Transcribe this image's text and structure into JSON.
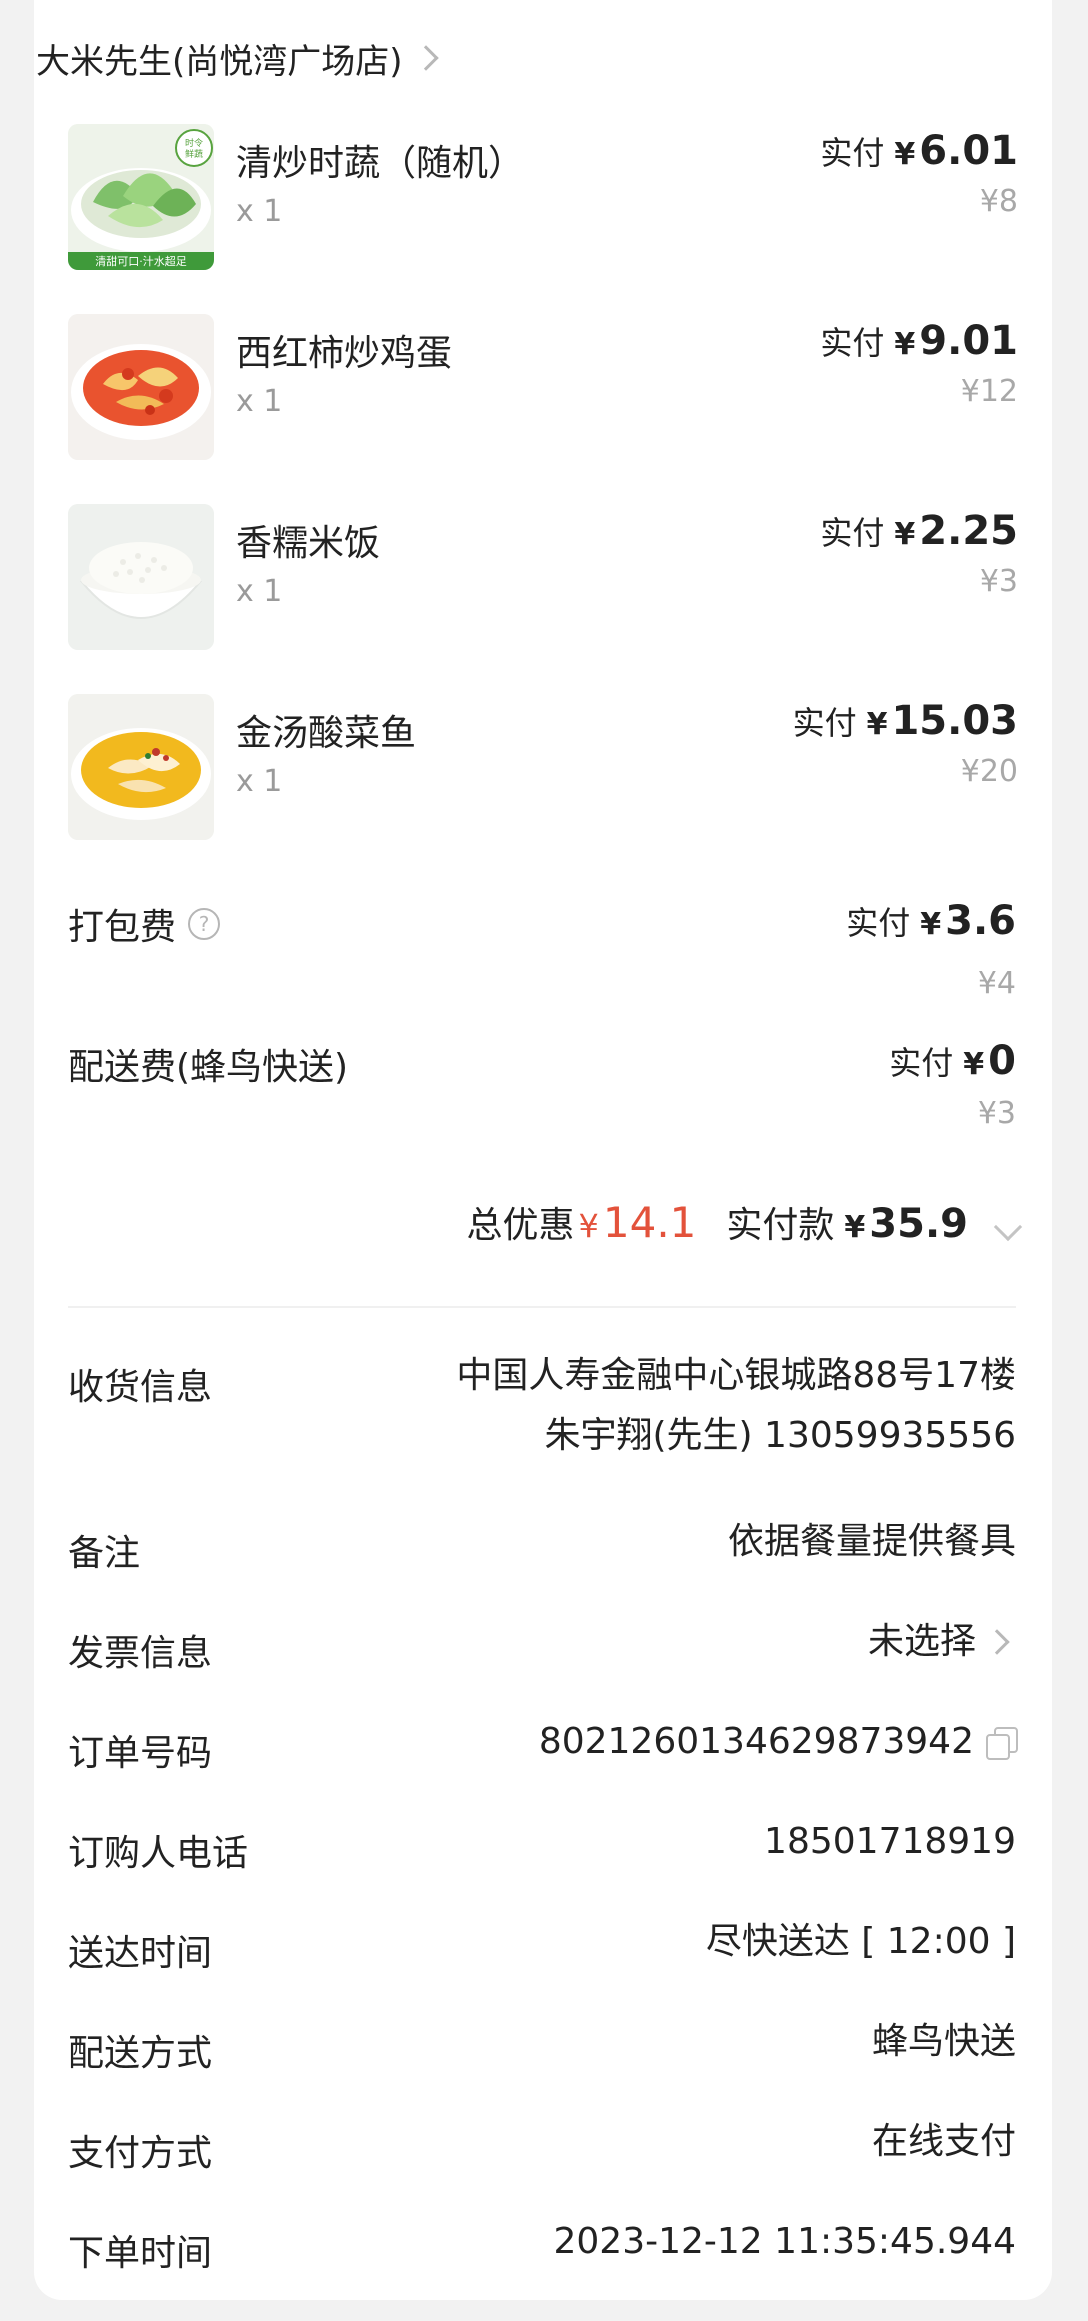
{
  "shop": {
    "name": "大米先生(尚悦湾广场店)"
  },
  "items": [
    {
      "name": "清炒时蔬（随机）",
      "qty": "x 1",
      "paid_label": "实付",
      "currency": "¥",
      "paid": "6.01",
      "original": "¥8",
      "image": "stir-fried-greens",
      "badge_top": "时令 鲜蔬",
      "badge_bottom": "清甜可口·汁水超足"
    },
    {
      "name": "西红柿炒鸡蛋",
      "qty": "x 1",
      "paid_label": "实付",
      "currency": "¥",
      "paid": "9.01",
      "original": "¥12",
      "image": "tomato-egg"
    },
    {
      "name": "香糯米饭",
      "qty": "x 1",
      "paid_label": "实付",
      "currency": "¥",
      "paid": "2.25",
      "original": "¥3",
      "image": "rice-bowl"
    },
    {
      "name": "金汤酸菜鱼",
      "qty": "x 1",
      "paid_label": "实付",
      "currency": "¥",
      "paid": "15.03",
      "original": "¥20",
      "image": "fish-soup"
    }
  ],
  "fees": [
    {
      "label": "打包费",
      "has_help_icon": true,
      "paid_label": "实付",
      "currency": "¥",
      "paid": "3.6",
      "original": "¥4"
    },
    {
      "label": "配送费(蜂鸟快送)",
      "has_help_icon": false,
      "paid_label": "实付",
      "currency": "¥",
      "paid": "0",
      "original": "¥3"
    }
  ],
  "totals": {
    "discount_label": "总优惠",
    "discount_currency": "¥",
    "discount": "14.1",
    "paid_label": "实付款",
    "paid_currency": "¥",
    "paid": "35.9"
  },
  "info": {
    "address": {
      "label": "收货信息",
      "line1": "中国人寿金融中心银城路88号17楼",
      "line2": "朱宇翔(先生) 13059935556"
    },
    "note": {
      "label": "备注",
      "value": "依据餐量提供餐具"
    },
    "invoice": {
      "label": "发票信息",
      "value": "未选择"
    },
    "order_no": {
      "label": "订单号码",
      "value": "8021260134629873942"
    },
    "phone": {
      "label": "订购人电话",
      "value": "18501718919"
    },
    "delivery_time": {
      "label": "送达时间",
      "value": "尽快送达 [ 12:00 ]"
    },
    "delivery_method": {
      "label": "配送方式",
      "value": "蜂鸟快送"
    },
    "payment_method": {
      "label": "支付方式",
      "value": "在线支付"
    },
    "order_time": {
      "label": "下单时间",
      "value": "2023-12-12 11:35:45.944"
    }
  },
  "colors": {
    "discount": "#e3523b",
    "background": "#f2f2f2",
    "card": "#ffffff",
    "muted": "#a8a8a8"
  }
}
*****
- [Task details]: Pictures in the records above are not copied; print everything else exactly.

- [Answer below]:
Transcribe this image's text and structure into JSON.
{
  "shop": {
    "name": "大米先生(尚悦湾广场店)"
  },
  "items": [
    {
      "name": "清炒时蔬（随机）",
      "qty": "x 1",
      "paid_label": "实付",
      "currency": "¥",
      "paid": "6.01",
      "original": "¥8",
      "image": "stir-fried-greens",
      "badge_top": "时令 鲜蔬",
      "badge_bottom": "清甜可口·汁水超足"
    },
    {
      "name": "西红柿炒鸡蛋",
      "qty": "x 1",
      "paid_label": "实付",
      "currency": "¥",
      "paid": "9.01",
      "original": "¥12",
      "image": "tomato-egg"
    },
    {
      "name": "香糯米饭",
      "qty": "x 1",
      "paid_label": "实付",
      "currency": "¥",
      "paid": "2.25",
      "original": "¥3",
      "image": "rice-bowl"
    },
    {
      "name": "金汤酸菜鱼",
      "qty": "x 1",
      "paid_label": "实付",
      "currency": "¥",
      "paid": "15.03",
      "original": "¥20",
      "image": "fish-soup"
    }
  ],
  "fees": [
    {
      "label": "打包费",
      "has_help_icon": true,
      "paid_label": "实付",
      "currency": "¥",
      "paid": "3.6",
      "original": "¥4"
    },
    {
      "label": "配送费(蜂鸟快送)",
      "has_help_icon": false,
      "paid_label": "实付",
      "currency": "¥",
      "paid": "0",
      "original": "¥3"
    }
  ],
  "totals": {
    "discount_label": "总优惠",
    "discount_currency": "¥",
    "discount": "14.1",
    "paid_label": "实付款",
    "paid_currency": "¥",
    "paid": "35.9"
  },
  "info": {
    "address": {
      "label": "收货信息",
      "line1": "中国人寿金融中心银城路88号17楼",
      "line2": "朱宇翔(先生) 13059935556"
    },
    "note": {
      "label": "备注",
      "value": "依据餐量提供餐具"
    },
    "invoice": {
      "label": "发票信息",
      "value": "未选择"
    },
    "order_no": {
      "label": "订单号码",
      "value": "8021260134629873942"
    },
    "phone": {
      "label": "订购人电话",
      "value": "18501718919"
    },
    "delivery_time": {
      "label": "送达时间",
      "value": "尽快送达 [ 12:00 ]"
    },
    "delivery_method": {
      "label": "配送方式",
      "value": "蜂鸟快送"
    },
    "payment_method": {
      "label": "支付方式",
      "value": "在线支付"
    },
    "order_time": {
      "label": "下单时间",
      "value": "2023-12-12 11:35:45.944"
    }
  },
  "colors": {
    "discount": "#e3523b",
    "background": "#f2f2f2",
    "card": "#ffffff",
    "muted": "#a8a8a8"
  }
}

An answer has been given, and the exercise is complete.